### How to complete this task
Return the listing below verbatim. Pictures do not belong in the copy.

### Supplied information
┄┄┄┄┄┄┄┄┄┄

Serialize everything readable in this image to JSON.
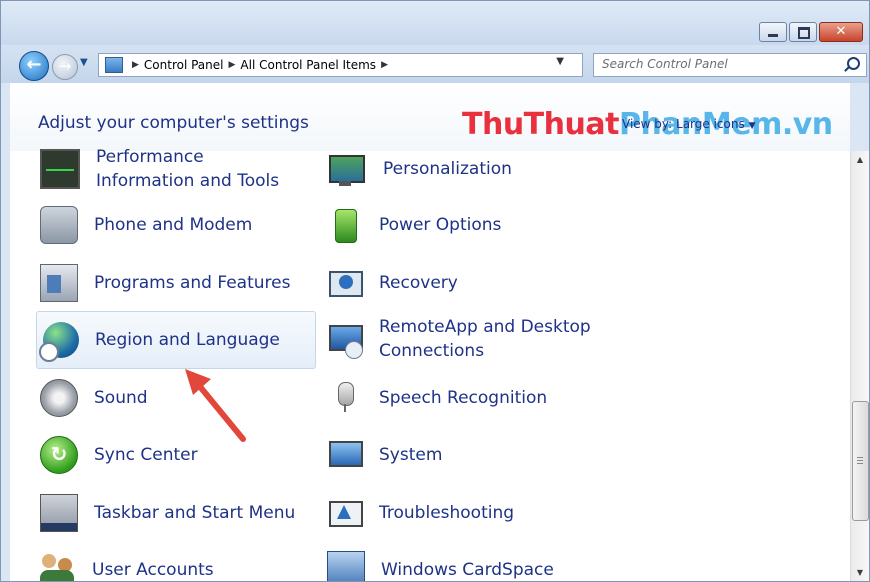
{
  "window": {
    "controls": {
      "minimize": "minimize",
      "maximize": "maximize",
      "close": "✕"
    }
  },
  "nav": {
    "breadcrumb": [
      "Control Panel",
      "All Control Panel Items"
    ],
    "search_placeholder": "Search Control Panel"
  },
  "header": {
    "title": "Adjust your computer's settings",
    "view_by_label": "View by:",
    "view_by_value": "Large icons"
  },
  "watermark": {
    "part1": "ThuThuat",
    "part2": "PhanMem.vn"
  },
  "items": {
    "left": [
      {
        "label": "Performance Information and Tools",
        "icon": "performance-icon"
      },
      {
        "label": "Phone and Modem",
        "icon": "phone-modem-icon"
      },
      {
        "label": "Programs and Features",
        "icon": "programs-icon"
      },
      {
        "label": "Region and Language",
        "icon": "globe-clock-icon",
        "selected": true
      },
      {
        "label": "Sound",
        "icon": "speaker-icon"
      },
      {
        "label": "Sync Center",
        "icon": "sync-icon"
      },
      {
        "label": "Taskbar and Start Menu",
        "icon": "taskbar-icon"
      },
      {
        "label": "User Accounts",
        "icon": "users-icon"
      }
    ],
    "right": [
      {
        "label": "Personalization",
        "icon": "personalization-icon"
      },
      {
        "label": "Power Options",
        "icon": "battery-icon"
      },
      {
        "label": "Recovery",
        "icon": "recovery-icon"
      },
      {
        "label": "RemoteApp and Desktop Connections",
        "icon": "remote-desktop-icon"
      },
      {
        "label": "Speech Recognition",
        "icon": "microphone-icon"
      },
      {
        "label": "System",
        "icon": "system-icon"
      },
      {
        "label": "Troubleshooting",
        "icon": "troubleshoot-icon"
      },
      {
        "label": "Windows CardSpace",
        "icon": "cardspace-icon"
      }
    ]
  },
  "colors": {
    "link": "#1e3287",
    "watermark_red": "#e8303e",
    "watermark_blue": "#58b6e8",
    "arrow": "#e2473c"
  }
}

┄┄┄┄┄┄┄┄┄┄

### Problem solution
Serialize everything readable in this image to JSON.
{
  "window": {
    "controls": {
      "minimize": "minimize",
      "maximize": "maximize",
      "close": "✕"
    }
  },
  "nav": {
    "breadcrumb": [
      "Control Panel",
      "All Control Panel Items"
    ],
    "search_placeholder": "Search Control Panel"
  },
  "header": {
    "title": "Adjust your computer's settings",
    "view_by_label": "View by:",
    "view_by_value": "Large icons"
  },
  "watermark": {
    "part1": "ThuThuat",
    "part2": "PhanMem.vn"
  },
  "items": {
    "left": [
      {
        "label": "Performance Information and Tools",
        "icon": "performance-icon"
      },
      {
        "label": "Phone and Modem",
        "icon": "phone-modem-icon"
      },
      {
        "label": "Programs and Features",
        "icon": "programs-icon"
      },
      {
        "label": "Region and Language",
        "icon": "globe-clock-icon",
        "selected": true
      },
      {
        "label": "Sound",
        "icon": "speaker-icon"
      },
      {
        "label": "Sync Center",
        "icon": "sync-icon"
      },
      {
        "label": "Taskbar and Start Menu",
        "icon": "taskbar-icon"
      },
      {
        "label": "User Accounts",
        "icon": "users-icon"
      }
    ],
    "right": [
      {
        "label": "Personalization",
        "icon": "personalization-icon"
      },
      {
        "label": "Power Options",
        "icon": "battery-icon"
      },
      {
        "label": "Recovery",
        "icon": "recovery-icon"
      },
      {
        "label": "RemoteApp and Desktop Connections",
        "icon": "remote-desktop-icon"
      },
      {
        "label": "Speech Recognition",
        "icon": "microphone-icon"
      },
      {
        "label": "System",
        "icon": "system-icon"
      },
      {
        "label": "Troubleshooting",
        "icon": "troubleshoot-icon"
      },
      {
        "label": "Windows CardSpace",
        "icon": "cardspace-icon"
      }
    ]
  },
  "colors": {
    "link": "#1e3287",
    "watermark_red": "#e8303e",
    "watermark_blue": "#58b6e8",
    "arrow": "#e2473c"
  }
}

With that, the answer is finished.